What Constitutes a Brand Audit?
Brand audits come in different shapes and sizes depending on the overall branding objectives, nature of the business, competitive environment, and other key factors. A brand audit could include some, all, or other types of audits listed below.
- Corporate communication and marketing print materials
- Advertising, PR, promotions
- Events and tradeshows
- Photo audit of facilities and signage
- In-store product displays
- Review brand standards and branding principles
- Web branding, navigation, and content organization
- Category branding practices and trends
- Direct competitor branding
- Indirect competitor branding
- Pace-setting branding
What Can Be Learned From a Brand Audit?
Each different type of brand audit will yield a different kind of insight. But there are a few that are essential to a rebranding initiative.

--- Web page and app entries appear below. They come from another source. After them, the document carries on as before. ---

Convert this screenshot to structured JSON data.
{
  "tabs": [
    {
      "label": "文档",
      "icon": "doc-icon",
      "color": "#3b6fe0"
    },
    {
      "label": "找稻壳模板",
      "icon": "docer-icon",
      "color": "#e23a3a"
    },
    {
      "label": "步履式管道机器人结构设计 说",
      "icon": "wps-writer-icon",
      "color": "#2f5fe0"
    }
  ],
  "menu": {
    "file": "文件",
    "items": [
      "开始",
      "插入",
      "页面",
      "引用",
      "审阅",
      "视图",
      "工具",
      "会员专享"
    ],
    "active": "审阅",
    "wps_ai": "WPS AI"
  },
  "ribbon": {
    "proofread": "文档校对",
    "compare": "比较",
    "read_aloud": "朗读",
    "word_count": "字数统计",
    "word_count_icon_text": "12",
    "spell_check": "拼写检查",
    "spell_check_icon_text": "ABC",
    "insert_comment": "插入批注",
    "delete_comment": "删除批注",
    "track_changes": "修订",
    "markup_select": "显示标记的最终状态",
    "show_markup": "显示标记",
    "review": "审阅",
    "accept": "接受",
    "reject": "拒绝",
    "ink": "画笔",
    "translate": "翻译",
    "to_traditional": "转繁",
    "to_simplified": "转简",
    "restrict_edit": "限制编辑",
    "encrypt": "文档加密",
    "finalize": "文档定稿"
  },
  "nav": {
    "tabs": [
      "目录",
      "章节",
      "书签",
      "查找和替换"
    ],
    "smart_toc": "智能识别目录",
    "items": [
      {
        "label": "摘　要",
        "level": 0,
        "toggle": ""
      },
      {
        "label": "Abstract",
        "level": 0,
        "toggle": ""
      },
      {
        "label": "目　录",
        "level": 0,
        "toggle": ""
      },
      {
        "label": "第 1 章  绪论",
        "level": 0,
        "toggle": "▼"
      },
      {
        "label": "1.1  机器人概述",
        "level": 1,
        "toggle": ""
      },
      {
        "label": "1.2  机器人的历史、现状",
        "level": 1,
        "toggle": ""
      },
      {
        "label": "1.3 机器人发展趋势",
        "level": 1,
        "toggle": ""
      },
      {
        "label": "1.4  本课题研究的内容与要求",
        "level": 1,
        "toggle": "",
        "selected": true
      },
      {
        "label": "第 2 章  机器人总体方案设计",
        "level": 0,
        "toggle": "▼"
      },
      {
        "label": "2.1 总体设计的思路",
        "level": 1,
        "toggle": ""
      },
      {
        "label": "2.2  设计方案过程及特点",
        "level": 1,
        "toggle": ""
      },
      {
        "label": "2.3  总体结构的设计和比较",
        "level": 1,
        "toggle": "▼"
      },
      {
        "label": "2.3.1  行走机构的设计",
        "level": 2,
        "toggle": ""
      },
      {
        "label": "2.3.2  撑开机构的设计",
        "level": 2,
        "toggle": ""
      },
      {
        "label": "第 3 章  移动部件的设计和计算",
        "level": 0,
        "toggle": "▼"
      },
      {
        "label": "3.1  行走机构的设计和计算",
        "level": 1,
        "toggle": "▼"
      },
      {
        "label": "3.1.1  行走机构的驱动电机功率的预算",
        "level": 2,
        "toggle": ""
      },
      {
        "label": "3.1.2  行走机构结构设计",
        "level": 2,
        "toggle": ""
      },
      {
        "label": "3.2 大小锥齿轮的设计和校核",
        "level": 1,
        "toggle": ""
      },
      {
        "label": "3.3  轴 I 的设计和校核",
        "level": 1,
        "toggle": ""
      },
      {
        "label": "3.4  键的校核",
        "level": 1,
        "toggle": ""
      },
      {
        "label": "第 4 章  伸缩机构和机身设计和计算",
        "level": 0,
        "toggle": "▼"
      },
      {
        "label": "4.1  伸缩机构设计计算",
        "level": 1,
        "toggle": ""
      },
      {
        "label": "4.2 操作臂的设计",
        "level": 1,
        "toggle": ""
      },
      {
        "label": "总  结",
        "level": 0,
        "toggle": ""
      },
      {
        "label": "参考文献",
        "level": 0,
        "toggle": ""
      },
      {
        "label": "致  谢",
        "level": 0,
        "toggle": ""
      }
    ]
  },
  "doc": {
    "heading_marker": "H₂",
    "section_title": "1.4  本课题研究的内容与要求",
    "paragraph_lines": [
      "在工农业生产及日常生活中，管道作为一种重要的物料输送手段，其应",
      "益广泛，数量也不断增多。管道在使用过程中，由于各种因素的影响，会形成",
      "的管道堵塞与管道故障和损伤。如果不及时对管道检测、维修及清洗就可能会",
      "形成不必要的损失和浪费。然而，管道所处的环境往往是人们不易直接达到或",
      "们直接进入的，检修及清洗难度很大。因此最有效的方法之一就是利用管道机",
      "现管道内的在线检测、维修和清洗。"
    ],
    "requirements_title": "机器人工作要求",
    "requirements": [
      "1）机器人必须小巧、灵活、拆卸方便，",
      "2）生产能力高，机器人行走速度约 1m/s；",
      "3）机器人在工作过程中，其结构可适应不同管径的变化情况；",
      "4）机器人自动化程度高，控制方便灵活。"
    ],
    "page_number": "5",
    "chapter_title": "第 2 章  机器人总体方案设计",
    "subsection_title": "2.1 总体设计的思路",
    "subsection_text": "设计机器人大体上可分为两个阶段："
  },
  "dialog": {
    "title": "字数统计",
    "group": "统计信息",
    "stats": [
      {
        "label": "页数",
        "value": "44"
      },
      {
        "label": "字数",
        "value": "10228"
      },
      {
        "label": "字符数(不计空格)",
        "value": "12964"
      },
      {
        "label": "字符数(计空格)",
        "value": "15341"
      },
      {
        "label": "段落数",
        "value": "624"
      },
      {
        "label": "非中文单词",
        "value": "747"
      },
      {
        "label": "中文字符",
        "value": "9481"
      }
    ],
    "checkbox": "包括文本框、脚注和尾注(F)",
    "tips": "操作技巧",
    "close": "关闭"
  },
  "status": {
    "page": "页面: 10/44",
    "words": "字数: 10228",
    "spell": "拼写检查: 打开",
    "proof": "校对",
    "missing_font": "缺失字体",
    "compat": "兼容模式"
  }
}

There are several reasons to conduct an audit of your current brand practices. The most obvious one is to understand the breadth of applications. A new branding system needs to be brand-reinforcing and distinctive. But in pragmatic terms it needs to have the ability to flex across the full range of applications. Retail has, of course, its own challenges with signage and facility adaptation. Corporate programs may need the ability to adjust to a subsidiaries and cobranding situations. Products will have to meet the physical and practical needs across product lines. A self-examination audit will reveal the degree to which the brand will need to adapt. Plus an audit of your current applications will help in planning what and when applications will need to change in the implementation phase.
Understanding what competitors are doing is more than simply cataloguing logos. That’s important to ensure distinction certainly. But what is equally important is to understand what competitors are messaging because that will reflect their market positioning. And competitors are more than just your obvious direct ones. It’s critical to understand those competitors who may be vying for your customer share of mind by providing an alternative to what you do or provide. And these may be outside what you would normally consider to be your competitors of today. They could very well be your competitors of tomorrow. You can’t predict the future, but you should plan for some kind of change in market dynamics.

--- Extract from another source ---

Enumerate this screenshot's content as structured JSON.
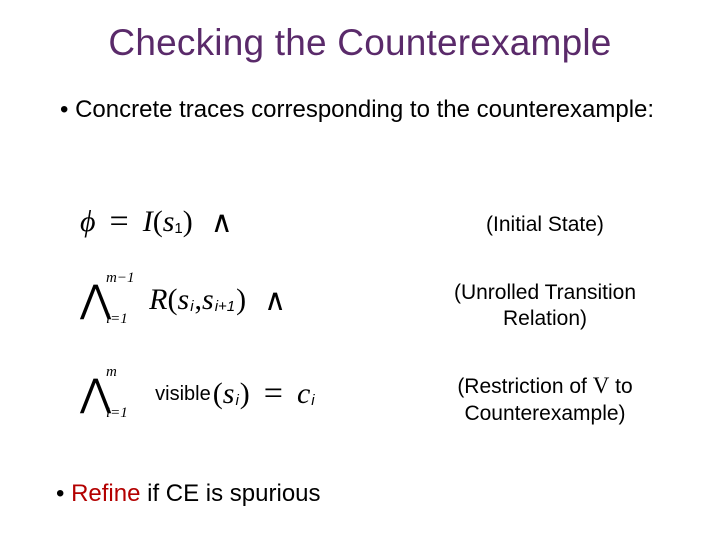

Understanding the category is more than simply doing an audit of your competitors. Category trends may reveal changes in the market place that you will need to adjust to. If mergers and acquisitions are active in the category, that is likely signaling diversification and different segmentation strategies. That could have business as well as branding considerations. Category trends could also signal change in customer attitudes and expectations that’s driving a market response. And then there may be cases where something has occured that is eroding customer confidence in the entire category (banking being a classic example).
A brand audit should be expanded to what’s going on outside your category. That can provide insights into other industries that have grown as a result of disruptors, innovation, or other pace-setting marketers. “Cross-fertilization” of marketing and branding ideas can be invaluable in looking at the potential of your own brand. It’s interesting how different industries share similar issues and challenges. Taking advantage of how those are overcome can be valuable to your own business.
Planning Your Brand Audit
A brand audit is an essential step in any branding program. But the scope needs to be tailored to what the overall branding objectives are and the realities of what implementation will look like. Resist minimizing the brand audit to simply collecting marketing materials and competitor logos. There is so much more to learn. And what you learn could provide your brand with a competitive advantage.